Toward A Global Agricultural System
Since World War II barriers to international trade in industrial commodities have been reduced while barriers to agricultural commodity trade have become more severe. During the last several decades the world has experienced cycles of "food pessimism" and "food optimism." Nevertheless, as a result of technical change the terms at which the world's consumers can expect to have access to food appears to be more favorable in the future than in the past. If consumers are to have access to the greater abundance that can be made available, it will be necessary for developed market economies to reduce the distortions resulting from agricultural commodity and trade policies. It is in the interest of both producers and consumers, in developed and developing countries, that the world move toward an international trading regime in which agricultural commodities move across national borders at least as freely as financial resources.
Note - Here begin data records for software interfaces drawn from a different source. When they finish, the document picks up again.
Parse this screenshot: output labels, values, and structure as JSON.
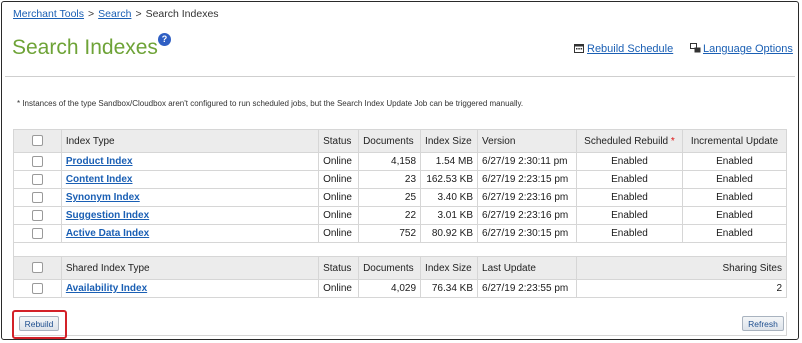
{
  "breadcrumb": {
    "items": [
      "Merchant Tools",
      "Search"
    ],
    "current": "Search Indexes",
    "separator": ">"
  },
  "header": {
    "title": "Search Indexes",
    "help_icon": "?",
    "rebuild_schedule_label": "Rebuild Schedule",
    "language_options_label": "Language Options"
  },
  "note": "* Instances of the type Sandbox/Cloudbox aren't configured to run scheduled jobs, but the Search Index Update Job can be triggered manually.",
  "index_table": {
    "columns": [
      "Index Type",
      "Status",
      "Documents",
      "Index Size",
      "Version",
      "Scheduled Rebuild",
      "Incremental Update"
    ],
    "required_marker": "*",
    "rows": [
      {
        "name": "Product Index",
        "status": "Online",
        "documents": "4,158",
        "size": "1.54 MB",
        "version": "6/27/19 2:30:11 pm",
        "scheduled": "Enabled",
        "incremental": "Enabled"
      },
      {
        "name": "Content Index",
        "status": "Online",
        "documents": "23",
        "size": "162.53 KB",
        "version": "6/27/19 2:23:15 pm",
        "scheduled": "Enabled",
        "incremental": "Enabled"
      },
      {
        "name": "Synonym Index",
        "status": "Online",
        "documents": "25",
        "size": "3.40 KB",
        "version": "6/27/19 2:23:16 pm",
        "scheduled": "Enabled",
        "incremental": "Enabled"
      },
      {
        "name": "Suggestion Index",
        "status": "Online",
        "documents": "22",
        "size": "3.01 KB",
        "version": "6/27/19 2:23:16 pm",
        "scheduled": "Enabled",
        "incremental": "Enabled"
      },
      {
        "name": "Active Data Index",
        "status": "Online",
        "documents": "752",
        "size": "80.92 KB",
        "version": "6/27/19 2:30:15 pm",
        "scheduled": "Enabled",
        "incremental": "Enabled"
      }
    ]
  },
  "shared_table": {
    "columns": [
      "Shared Index Type",
      "Status",
      "Documents",
      "Index Size",
      "Last Update",
      "Sharing Sites"
    ],
    "rows": [
      {
        "name": "Availability Index",
        "status": "Online",
        "documents": "4,029",
        "size": "76.34 KB",
        "last_update": "6/27/19 2:23:55 pm",
        "sharing_sites": "2"
      }
    ]
  },
  "buttons": {
    "rebuild": "Rebuild",
    "refresh": "Refresh"
  },
  "colors": {
    "title_green": "#6ea337",
    "link_blue": "#1a5fb4",
    "highlight_red": "#d32128"
  }
}
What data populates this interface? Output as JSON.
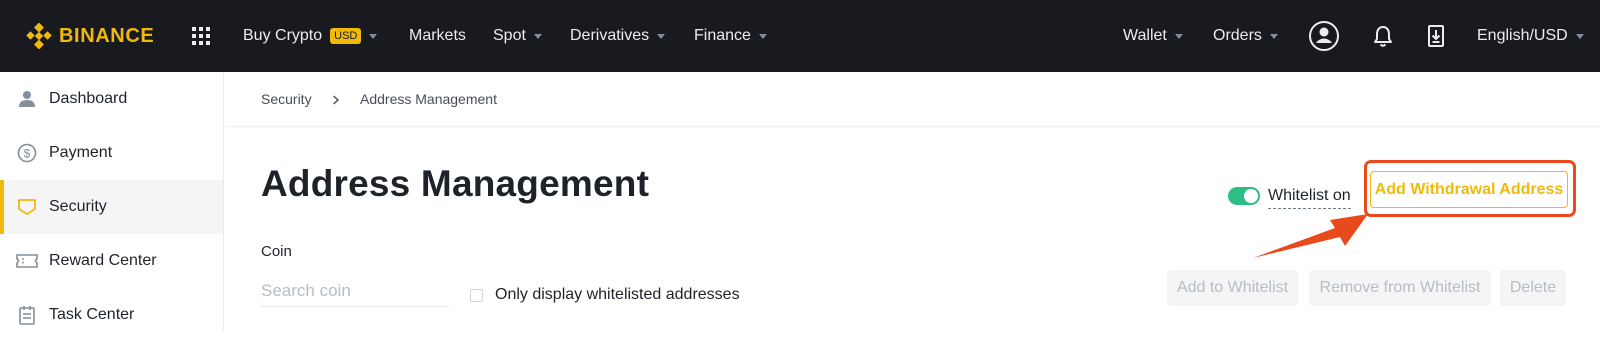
{
  "header": {
    "brand": "BINANCE",
    "nav": {
      "buy_crypto": "Buy Crypto",
      "buy_crypto_badge": "USD",
      "markets": "Markets",
      "spot": "Spot",
      "derivatives": "Derivatives",
      "finance": "Finance",
      "wallet": "Wallet",
      "orders": "Orders",
      "language": "English/USD"
    },
    "icons": [
      "apps-grid-icon",
      "user-icon",
      "bell-icon",
      "download-icon"
    ]
  },
  "sidebar": {
    "items": [
      {
        "label": "Dashboard",
        "icon": "user-icon",
        "active": false
      },
      {
        "label": "Payment",
        "icon": "dollar-icon",
        "active": false
      },
      {
        "label": "Security",
        "icon": "shield-icon",
        "active": true
      },
      {
        "label": "Reward Center",
        "icon": "ticket-icon",
        "active": false
      },
      {
        "label": "Task Center",
        "icon": "clipboard-icon",
        "active": false
      }
    ]
  },
  "breadcrumb": {
    "parent": "Security",
    "current": "Address Management"
  },
  "main": {
    "title": "Address Management",
    "whitelist_label": "Whitelist on",
    "whitelist_enabled": true,
    "add_button": "Add Withdrawal Address",
    "coin_label": "Coin",
    "search_placeholder": "Search coin",
    "only_whitelisted_label": "Only display whitelisted addresses",
    "add_to_whitelist": "Add to Whitelist",
    "remove_from_whitelist": "Remove from Whitelist",
    "delete": "Delete"
  },
  "colors": {
    "brand": "#f0b90b",
    "topbar": "#181a20",
    "toggle_on": "#2ebd85",
    "annotation": "#e84a1b"
  }
}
|Date of creation:||1988|
|Date of revision:|
|Contact details of provider:|| Postal: 231ClaOff Building, 1994 Buford Avenue, St. Paul, MN 55108-6040|
Phone: (612) 625-1222
Fax: (612) 625-6245
Web page: http://www.apec.umn.edu
More information through EDIRC
References listed on IDEAS
Please report citation or reference errors to , or , if you are the registered author of the cited work, log in to your RePEc Author Service profile, click on "citations" and make appropriate adjustments.:
- Runge, C. Ford & von Witzke, Harald & Thompson, Shelley, 1987. "Liberal Agricultural Trade As A Public Good: Free Trade Versus Free Riding Under Gatt," Staff Papers 13635, University of Minnesota, Department of Applied Economics.
- G. Edward Schuh, 1974. "The Exchange Rate and U. S. Agriculture," American Journal of Agricultural Economics, Agricultural and Applied Economics Association, vol. 56(1), pages 1-13.
- Fox, Glenn & Ruttan, Vernon W, 1983. "A Guide to LDC Food Balance Projections," European Review of Agricultural Economics, Foundation for the European Review of Agricultural Economics, vol. 10(4), pages 325-56.
When requesting a correction, please mention this item's handle: RePEc:ags:umaesp:14186. See general information about how to correct material in RePEc.
For technical questions regarding this item, or to correct its authors, title, abstract, bibliographic or download information, contact: (AgEcon Search)
If you have authored this item and are not yet registered with RePEc, we encourage you to do it here. This allows to link your profile to this item. It also allows you to accept potential citations to this item that we are uncertain about.
If references are entirely missing, you can add them using this form.
If the full references list an item that is present in RePEc, but the system did not link to it, you can help with this form.
If you know of missing items citing this one, you can help us creating those links by adding the relevant references in the same way as above, for each refering item. If you are a registered author of this item, you may also want to check the "citations" tab in your profile, as there may be some citations waiting for confirmation.
Please note that corrections may take a couple of weeks to filter through the various RePEc services.